Earlier this year I attended a conference called Artists in the Archive; thinking about the possibilities of artistic responses and interpretations to archival material. This is something Pass It On is really interested in exploring further and it was fantastic to see some really exciting examples of this from across the country.
The archives of Chichester Festival Theatre are rich with stories of the past 50 years; the triumphs and challenges of its theatrical life. The overarching narrative is one of overcoming great difficulties and achieving the impossible, indeed the founder; Leslie Evershed-Martin’s two books about the Theatre are called “The Impossible Theatre” and “The Miracle Theatre”. It’s an inspiring story of what creativity and vision can achieve and one that certainly does, and hopefully will continue to, inspire others for years to come. Continue reading “Artists in the Archive”
Over the summer Creative Arts student Alice Du Port spent time researching and exploring her interest in Theatre Design by delving into the items in our archives. During this time Alice also had the opportunity to talk with world renowned scenographer Pamela Howard who explained more about her designs for the 1980 production of Terra Nova, staged at Chichester;
In the summer of 1980, Chichester Festival Theatre’s main stage was transformed into a barren ice land, representing the stark and freezing Antarctic, for Ted Tally’s Terra Nova.
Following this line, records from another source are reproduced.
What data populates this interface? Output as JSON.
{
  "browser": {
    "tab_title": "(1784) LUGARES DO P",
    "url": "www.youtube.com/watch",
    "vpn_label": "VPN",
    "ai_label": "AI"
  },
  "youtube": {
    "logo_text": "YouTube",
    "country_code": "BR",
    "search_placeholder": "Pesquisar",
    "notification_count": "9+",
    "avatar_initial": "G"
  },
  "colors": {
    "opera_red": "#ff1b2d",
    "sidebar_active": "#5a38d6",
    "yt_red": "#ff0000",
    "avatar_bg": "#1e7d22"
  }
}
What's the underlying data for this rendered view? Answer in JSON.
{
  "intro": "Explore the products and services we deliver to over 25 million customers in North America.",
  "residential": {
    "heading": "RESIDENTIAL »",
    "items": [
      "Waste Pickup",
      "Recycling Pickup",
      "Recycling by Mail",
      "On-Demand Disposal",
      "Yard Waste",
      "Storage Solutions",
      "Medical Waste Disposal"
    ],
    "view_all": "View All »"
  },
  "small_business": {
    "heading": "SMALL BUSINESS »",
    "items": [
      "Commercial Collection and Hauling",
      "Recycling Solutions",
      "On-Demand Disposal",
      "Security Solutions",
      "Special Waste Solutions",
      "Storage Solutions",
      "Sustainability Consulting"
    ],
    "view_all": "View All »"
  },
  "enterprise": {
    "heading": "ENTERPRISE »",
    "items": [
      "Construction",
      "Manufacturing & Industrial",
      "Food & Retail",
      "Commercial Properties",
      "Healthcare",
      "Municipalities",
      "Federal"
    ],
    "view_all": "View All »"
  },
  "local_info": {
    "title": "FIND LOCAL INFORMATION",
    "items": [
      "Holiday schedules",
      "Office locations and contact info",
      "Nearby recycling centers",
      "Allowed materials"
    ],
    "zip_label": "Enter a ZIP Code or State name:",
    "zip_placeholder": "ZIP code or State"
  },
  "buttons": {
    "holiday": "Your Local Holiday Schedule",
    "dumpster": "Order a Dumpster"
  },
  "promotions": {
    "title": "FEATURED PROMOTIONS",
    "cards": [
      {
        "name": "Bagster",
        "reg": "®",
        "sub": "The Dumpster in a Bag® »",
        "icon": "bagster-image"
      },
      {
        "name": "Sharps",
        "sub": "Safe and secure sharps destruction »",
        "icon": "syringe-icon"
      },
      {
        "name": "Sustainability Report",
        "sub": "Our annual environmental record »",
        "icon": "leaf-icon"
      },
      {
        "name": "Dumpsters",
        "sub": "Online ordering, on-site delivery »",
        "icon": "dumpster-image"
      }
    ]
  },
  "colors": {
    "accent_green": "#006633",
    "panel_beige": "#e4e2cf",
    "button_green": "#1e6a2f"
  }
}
In the archives is a selection of Pamela Howard’s designs for her Chichester Festival Theatre productions; including this one. Continue reading “Exploring Theatre Design”
As a Youth Theatre Leader at Chichester Festival Youth Theatre, my challenge this term is to encourage a group of 14 and 15 year olds to create some interesting pieces of theatre using historical stimuli – not as easy as it sounds, but certainly a lot of fun!
I run sessions for two Year 10 groups and have chosen two stimuli from the archives: correspondence regarding a charity cricket match between Chichester Festival Theatre and the RSC in 1986 and letters containing information for young people participating in a professional production of Jane Eyre in the same year.
I began by thinking of exercises that would allow Youth Theatre members to create performances based on this particular material. Cricket is an especially difficult topic with which to inspire teenage girls (and some boys). Introductory sessions included creating freeze frames to represent different stages of a cricket match, flowing between each one and moving to the sounds of Soul Limbo – a classic cricket theme. Following this, the freeze frames were combined to create whole group images of a cricket match thinking predominantly about clear body positioning and facial expressions.
Gillian is working with teams of volunteers in the West Sussex Record Office to sort through and list the 1,000 boxes of paper files which constitute 50 years’ worth of potential material for the Chichester Festival Theatre’s archive – the keystone of the Pass It On project. As the first team of volunteers finish their term, Gillian reflects on the initial three months of organising our archive:
It’s the end of a little era. The first two teams to sort and box documents and files belonging to the Chichester Festival Theatre have now completed their time. They have done sterling work and I shall miss them.
We have made excellent progress. We are attempting to separate all the paperwork relating to the history and development of the Theatre from that which is perhaps not so significant and needs only to be kept for a short time. The newly sorted documents will become the new Chichester Festival Theatre archive, to be stored at West Sussex Record Office and will eventually be available for viewing by the public.